Searching and synthesising ‘grey literature’ and ‘grey information’ in public health: critical reflections on three case studies
Published in
Systematic Reviews, September 2016
DOI 10.1186/s13643-016-0337-y
Pubmed ID
Authors

Jean Adams, Frances C. Hillier-Brown, Helen J. Moore, Amelia A. Lake, Vera Araujo-Soares, Martin White, Carolyn Summerbell

Abstract

Grey literature includes a range of documents not controlled by commercial publishing organisations. This means that grey literature can be difficult to search and retrieve for evidence synthesis. Much knowledge and evidence in public health, and other fields, accumulates from innovation in practice. This knowledge may not even be of sufficient formality to meet the definition of grey literature. We term this knowledge 'grey information'. Grey information may be even harder to search for and retrieve than grey literature. On three previous occasions, we have attempted to systematically search for and synthesise public health grey literature and information-both to summarise the extent and nature of particular classes of interventions and to synthesise results of evaluations. Here, we briefly describe these three 'case studies' but focus on our post hoc critical reflections on searching for and synthesising grey literature and information garnered from our experiences of these case studies. We believe these reflections will be useful to future researchers working in this area. Issues discussed include search methods, searching efficiency, replicability of searches, data management, data extraction, assessing study 'quality', data synthesis, time and resources, and differentiating evidence synthesis from primary research. Information on applied public health research questions relating to the nature and range of public health interventions, as well as many evaluations of these interventions, may be predominantly, or only, held in grey literature and grey information. Evidence syntheses on these topics need, therefore, to embrace grey literature and information. Many typical systematic review methods for searching, appraising, managing, and synthesising the evidence base can be adapted for use with grey literature and information. Evidence synthesisers should carefully consider the opportunities and problems offered by including grey literature and information. Enhanced incentives for accurate recording and further methodological developments in retrieval will facilitate future syntheses of grey literature and information.
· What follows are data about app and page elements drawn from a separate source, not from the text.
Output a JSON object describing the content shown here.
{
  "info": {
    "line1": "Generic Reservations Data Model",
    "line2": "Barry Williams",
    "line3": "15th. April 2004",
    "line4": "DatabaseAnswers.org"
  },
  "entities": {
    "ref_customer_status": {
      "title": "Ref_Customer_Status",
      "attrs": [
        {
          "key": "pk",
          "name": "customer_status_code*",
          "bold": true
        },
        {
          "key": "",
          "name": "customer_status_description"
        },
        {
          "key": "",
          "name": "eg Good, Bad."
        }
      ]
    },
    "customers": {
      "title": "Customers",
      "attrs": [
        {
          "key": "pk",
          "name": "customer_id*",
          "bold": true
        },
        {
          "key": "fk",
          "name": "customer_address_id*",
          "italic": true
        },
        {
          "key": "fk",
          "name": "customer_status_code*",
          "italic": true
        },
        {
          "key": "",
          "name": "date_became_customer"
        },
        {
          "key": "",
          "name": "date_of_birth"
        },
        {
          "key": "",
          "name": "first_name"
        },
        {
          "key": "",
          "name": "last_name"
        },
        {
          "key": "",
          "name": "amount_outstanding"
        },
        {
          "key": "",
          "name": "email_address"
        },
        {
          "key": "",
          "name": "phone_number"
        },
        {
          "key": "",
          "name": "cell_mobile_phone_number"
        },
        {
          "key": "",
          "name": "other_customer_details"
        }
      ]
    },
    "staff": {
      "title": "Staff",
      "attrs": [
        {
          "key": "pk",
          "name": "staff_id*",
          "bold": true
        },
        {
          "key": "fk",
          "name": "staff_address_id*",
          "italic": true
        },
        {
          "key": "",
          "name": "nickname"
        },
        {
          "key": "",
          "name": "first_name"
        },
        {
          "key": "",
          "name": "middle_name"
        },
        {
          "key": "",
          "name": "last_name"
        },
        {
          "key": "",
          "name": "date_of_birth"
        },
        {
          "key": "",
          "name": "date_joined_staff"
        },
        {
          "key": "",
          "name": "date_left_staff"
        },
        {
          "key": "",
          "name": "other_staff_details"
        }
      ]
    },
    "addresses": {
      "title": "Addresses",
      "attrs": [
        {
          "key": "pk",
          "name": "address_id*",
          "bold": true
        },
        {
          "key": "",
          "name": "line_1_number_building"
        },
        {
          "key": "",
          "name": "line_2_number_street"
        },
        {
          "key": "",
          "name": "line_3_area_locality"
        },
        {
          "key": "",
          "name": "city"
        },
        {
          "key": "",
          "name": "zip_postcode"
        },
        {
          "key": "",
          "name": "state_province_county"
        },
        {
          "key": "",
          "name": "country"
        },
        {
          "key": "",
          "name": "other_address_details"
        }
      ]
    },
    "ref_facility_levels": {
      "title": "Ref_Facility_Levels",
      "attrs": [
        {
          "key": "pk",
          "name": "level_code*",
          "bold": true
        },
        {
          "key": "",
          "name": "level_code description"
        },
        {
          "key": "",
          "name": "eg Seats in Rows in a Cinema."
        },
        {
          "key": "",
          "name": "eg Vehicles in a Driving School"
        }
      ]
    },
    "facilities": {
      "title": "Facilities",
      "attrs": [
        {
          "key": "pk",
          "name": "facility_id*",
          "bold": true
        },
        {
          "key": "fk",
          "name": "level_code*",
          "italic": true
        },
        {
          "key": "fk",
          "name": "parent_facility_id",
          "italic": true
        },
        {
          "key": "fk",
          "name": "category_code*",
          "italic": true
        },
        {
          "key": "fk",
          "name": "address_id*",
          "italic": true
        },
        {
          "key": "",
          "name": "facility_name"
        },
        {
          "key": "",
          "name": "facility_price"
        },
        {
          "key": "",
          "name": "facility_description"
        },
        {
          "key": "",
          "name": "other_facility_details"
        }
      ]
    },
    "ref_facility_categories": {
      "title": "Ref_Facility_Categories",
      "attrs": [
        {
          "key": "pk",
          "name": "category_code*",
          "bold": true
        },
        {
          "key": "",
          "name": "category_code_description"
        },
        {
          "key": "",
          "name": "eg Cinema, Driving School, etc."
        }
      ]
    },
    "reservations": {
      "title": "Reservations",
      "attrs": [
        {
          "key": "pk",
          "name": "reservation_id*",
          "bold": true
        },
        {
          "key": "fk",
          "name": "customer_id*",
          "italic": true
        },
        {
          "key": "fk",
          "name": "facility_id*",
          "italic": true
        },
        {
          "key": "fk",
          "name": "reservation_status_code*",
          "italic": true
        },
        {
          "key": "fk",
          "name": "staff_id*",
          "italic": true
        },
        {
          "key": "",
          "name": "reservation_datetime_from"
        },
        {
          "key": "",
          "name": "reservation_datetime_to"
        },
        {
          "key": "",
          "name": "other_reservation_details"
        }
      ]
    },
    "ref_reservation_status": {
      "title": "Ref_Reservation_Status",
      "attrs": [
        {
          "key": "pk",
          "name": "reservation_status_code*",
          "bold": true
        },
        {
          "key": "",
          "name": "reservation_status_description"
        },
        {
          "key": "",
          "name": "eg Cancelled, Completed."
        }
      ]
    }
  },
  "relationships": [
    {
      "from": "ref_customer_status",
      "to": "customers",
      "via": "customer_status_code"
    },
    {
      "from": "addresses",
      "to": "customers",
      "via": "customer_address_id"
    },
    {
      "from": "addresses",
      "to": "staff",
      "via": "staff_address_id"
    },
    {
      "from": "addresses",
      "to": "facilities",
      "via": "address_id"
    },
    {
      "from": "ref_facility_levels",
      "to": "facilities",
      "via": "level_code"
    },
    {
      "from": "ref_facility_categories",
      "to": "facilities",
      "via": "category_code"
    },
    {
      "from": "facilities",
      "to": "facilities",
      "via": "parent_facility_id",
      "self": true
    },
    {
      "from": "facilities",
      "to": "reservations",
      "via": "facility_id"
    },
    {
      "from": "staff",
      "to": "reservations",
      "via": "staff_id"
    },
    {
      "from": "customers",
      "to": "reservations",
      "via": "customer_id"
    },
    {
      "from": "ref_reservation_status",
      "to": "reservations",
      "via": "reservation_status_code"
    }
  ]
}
Twitter Demographics

The data shown below were collected from the profiles of 82 tweeters who shared this research output. Click here to find out more about how the information was compiled.
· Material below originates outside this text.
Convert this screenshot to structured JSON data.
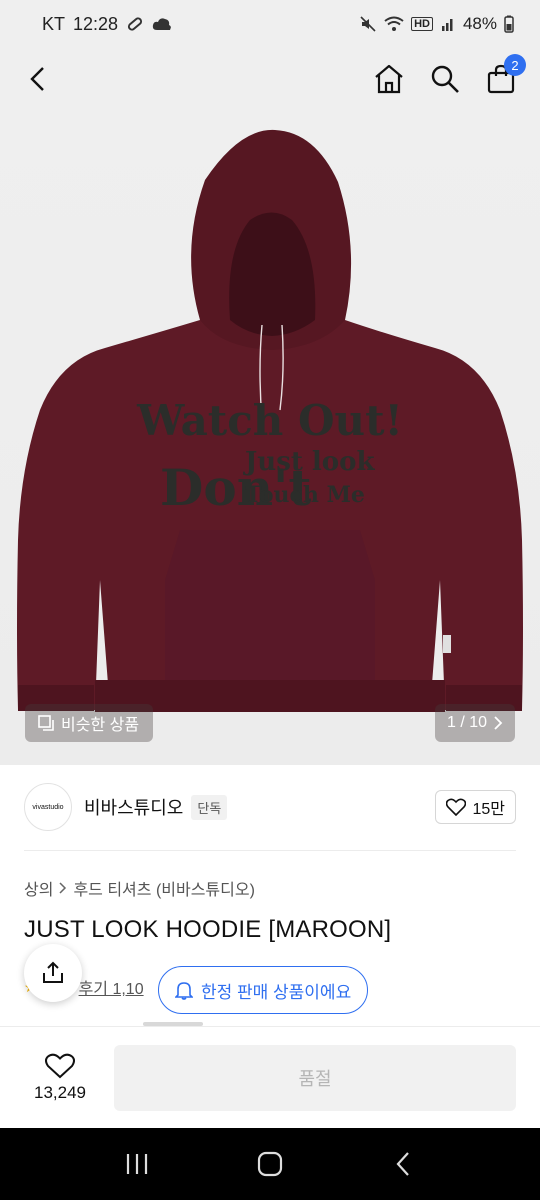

Mendeley readers

The data shown below were compiled from readership statistics for 247 Mendeley readers of this research output. Click here to see the associated Mendeley record.

Geographical breakdown

Country Count As %
United Kingdom 1 <1%
United States 1 <1%
Norway 1 <1%
Australia 1 <1%
Unknown 243 98%

Demographic breakdown

Readers by professional status Count As %
Student > Master 68 28%
Student > Ph. D. Student 34 14%
Researcher 24 10%
Student > Bachelor 23 9%
Librarian 17 7%
Other 50 20%
Unknown 31 13%
Readers by discipline Count As %
Nursing and Health Professions 50 20%
Medicine and Dentistry 46 19%
Social Sciences 41 17%
Psychology 9 4%
Business, Management and Accounting 9 4%
Other 52 21%
Unknown 40 16%

Attention Score in Context

This research output has an Altmetric Attention Score of 46. This is our high-level measure of the quality and quantity of online attention that it has received. This Attention Score, as well as the ranking and number of research outputs shown below, was calculated when the research output was last mentioned on 24 September 2018.
All research outputs
#522,533
of 16,566,910 outputs
Outputs from Systematic Reviews
#74
of 1,488 outputs
Outputs of similar age
#14,269
of 271,650 outputs
Outputs of similar age from Systematic Reviews
#1
of 14 outputs
Altmetric has tracked 16,566,910 research outputs across all sources so far. Compared to these this one has done particularly well and is in the 96th percentile: it's in the top 5% of all research outputs ever tracked by Altmetric.
So far Altmetric has tracked 1,488 research outputs from this source. They typically receive a lot more attention than average, with a mean Attention Score of 12.7. This one has done particularly well, scoring higher than 95% of its peers.
Older research outputs will score higher simply because they've had more time to accumulate mentions. To account for age we can compare this Altmetric Attention Score to the 271,650 tracked outputs that were published within six weeks on either side of this one in any source. This one has done particularly well, scoring higher than 94% of its contemporaries.
We're also able to compare this research output to 14 others from the same source and published within six weeks on either side of this one. This one has done particularly well, scoring higher than 99% of its contemporaries.